Dataset rows describing interfaces:
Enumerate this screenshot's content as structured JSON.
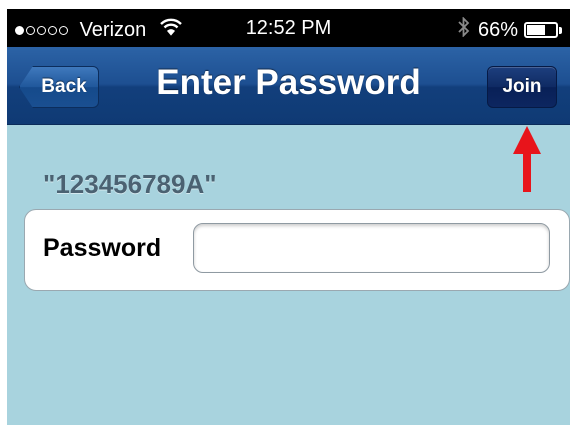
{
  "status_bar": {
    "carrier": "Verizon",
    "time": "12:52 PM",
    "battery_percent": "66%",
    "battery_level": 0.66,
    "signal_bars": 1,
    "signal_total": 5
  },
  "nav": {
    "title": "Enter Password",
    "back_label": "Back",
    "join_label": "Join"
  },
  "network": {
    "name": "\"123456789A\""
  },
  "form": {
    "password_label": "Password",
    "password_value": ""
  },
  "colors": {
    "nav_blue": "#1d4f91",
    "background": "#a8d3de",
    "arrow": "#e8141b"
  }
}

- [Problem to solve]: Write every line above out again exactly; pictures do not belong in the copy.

- [Reply]:
Enumerate this screenshot's content as structured JSON.
{
  "status_bar": {
    "carrier": "Verizon",
    "time": "12:52 PM",
    "battery_percent": "66%",
    "battery_level": 0.66,
    "signal_bars": 1,
    "signal_total": 5
  },
  "nav": {
    "title": "Enter Password",
    "back_label": "Back",
    "join_label": "Join"
  },
  "network": {
    "name": "\"123456789A\""
  },
  "form": {
    "password_label": "Password",
    "password_value": ""
  },
  "colors": {
    "nav_blue": "#1d4f91",
    "background": "#a8d3de",
    "arrow": "#e8141b"
  }
}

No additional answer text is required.